Wednesday, August 5, 2009

Eureka! Lessons from a gold mine

By Patricia Burrow


Did you hear my whoop? It had to have been loud enough to hear all across Silicon Valley. I was doing some mundane census work on when some incredible pictures showed up. My second-great-grandparents!!!! Oh, and my great-grandfather!!!!

I don't usually do a generic search on my surnames but was looking for census people with nicknames. I just put in Stallings, born in Georgia. About 30 hits down were these pictures--two family photos, one taken about 1895 and the other probably 30 years later. This grandmother was married to a man who was killed in the Civil War and then married Nathan Stallings. She had four children by the first husband and then five more with Nathan.

When I did my initial census work on them, I had to do a spreadsheet because the ages of the kids did not make sense, and I knew that there was something off. She was 11 years older than Nathan, and the kids were too old to be his (it is usually the other way around, the woman is too young to have the kids). It took some time to sort them all out, as they all took the name Stallings on the 1870 Census. Anyway, now I have some faces to add to these kids, too.

My genealogy high was just too much to contain. So I looked for the person who had submitted and posted the photos. Turns out he is actually from another "branch," but he told me he got the pictures from a lady on another website, I had not been on Find-a-Grave in a while, so I trotted right on over to it and found my ancestors just waiting for me. Judy Brantley/Wilson has submitted more than 18,000 postings to Find-A-Grave.

In reading her bio, I found out that, in addition to posting photos and writing short bios on each of her own ancestors and their families, she is documenting a cemetery that is all but abandoned. It is on the outskirts of Atlanta, Georgia, all covered in weeds and kudzu to the point that it is almost impossible to see the markers; many markers are buried in the undergrowth. The owners are not interested in doing anything about it, so it is listed as "non-perpetual care" (oh, REALLY?).

Judy is not only indexing each headstone but getting the death certificate of each person and researching each family enough to do a write-up on Find-A-Grave. It is a mammoth project, but she enjoys it so much. Her email address was in her bio, so I clicked on it and sent her an email asking if she were related to my family. We figured out that we are second cousins. She is a fount of information. She has sent me more than 30 photographs of family members that I have never seen before.

Several lessons can be learned here, but mainly the classic lessons can be relearned:

  1. Even though you did a Google search several years ago, repeat it every now and then. Go back to sites you searched last year and search them again.

  2. Do a generic search on your favorite sites every now and then to see if there is something new from the last time you looked.

  3. When you find the name of one of your ancestors posted on a website, click on the submitter's email address and email to ask the submitter if he or she is a family member and where he or she got the information. I don't like user submitted-family trees that I find online, as they often are from a name collector or are junk genealogy.
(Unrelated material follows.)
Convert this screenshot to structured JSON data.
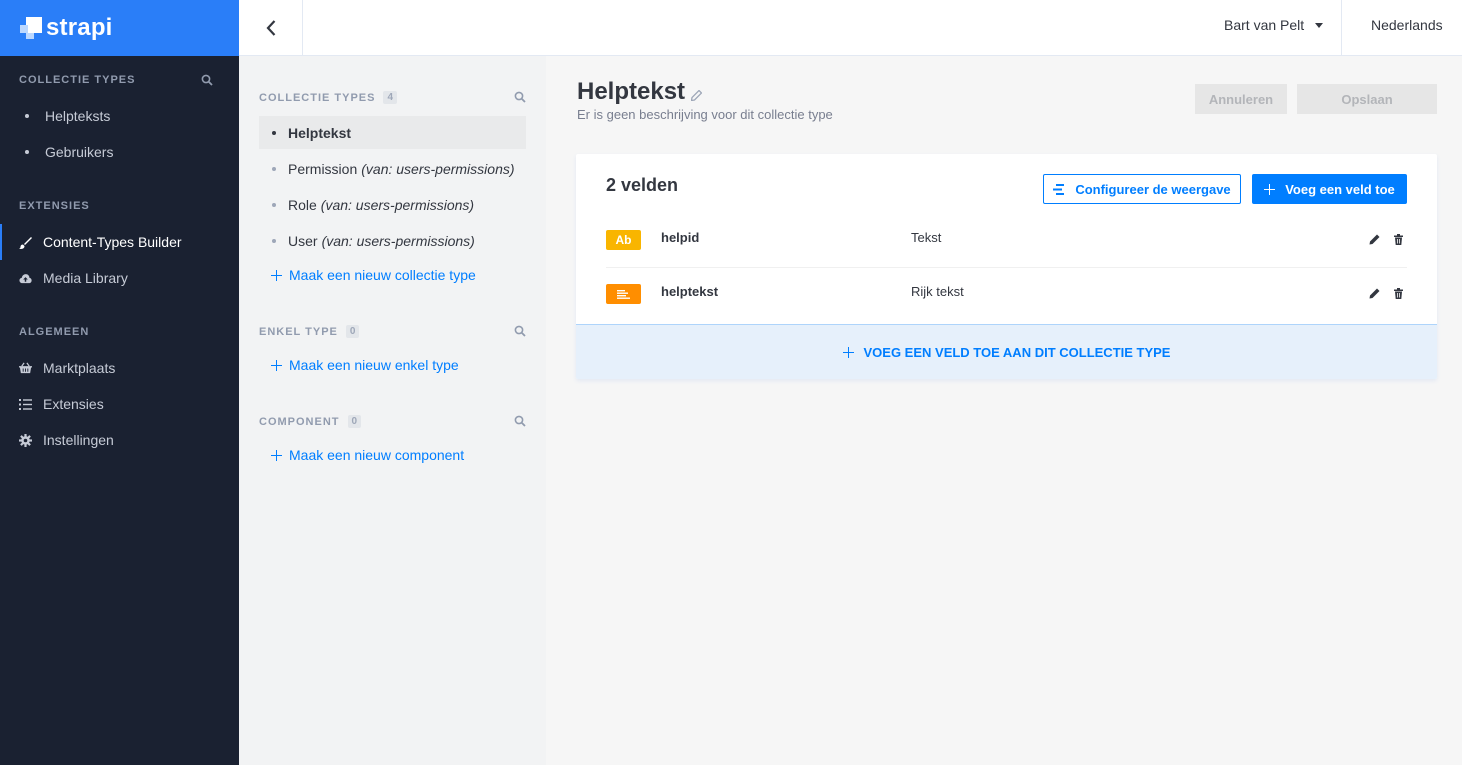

But every once in a while, it will be a distant family member who has done some very good research. It is easy to upload a GEDCOM; it is difficult to find and document quality evidence.

  4. Get and maintain the best quality photos you can. I downloaded the photos I found from both and, but they were very low resolution. If I had tried to print them, they would have been grainy. I asked Judy to rescan the best photos so that I would have a good quality digital copy. Remember to scan your photos to TIFF with at least 300 dpi. Label them on your computer as well as on any printouts you make. You don't want your great-grandchildren to say, "Who was that funny-looking lady with the big hair?" Also, back up your photos and genealogy files!
It has been more than a week since my wonderful find, and I am still on a high. It will take me a while to sort through all of the things I have learned and apply them to my other surnames. Meanwhile, I have these wonderful pictures to look at: Nathan and Sarah and a family photo that was taken more than 100 years ago, before I was born, before my mom was here, before my grandmother had a name. But, this is my family.

I share this as a lesson to remember. When you are doing your own research, keep in mind that this is your family history, and that you may be the only family member who gathers and organizes the stories and pictures of four or five generations. You are, or will be, the oldest member of your own line and, by virtue of that position, you have the responsibility to ensure that the family history does not get lost, and does get passed down to future generations.


Photo caption: Nathan Vinson Stallings and Sarah Ann Frances Cochran Sykes Stallings and family. Front Row L to R: Nathan Vinson Stallings, Sarah Ann Frances Cochran Sykes Stallings. Back Row L to R: Francis M. Chambers, Mary Rosanna Sykes Chambers, Sara Margaret Sykes Green, Harriet Ellen Sykes Cobb, Eliza Adeline Stallings Conner, Charley E. Stallings. L to R, the three girls are by Sarah's first marriage to Darling Sykes. Eliza and Charlie are Nathan's and Sarah's children. Francis M. Chambers is the husband of Mary Rosanna Sykes. From photo collection of Judy Brantley Wilson,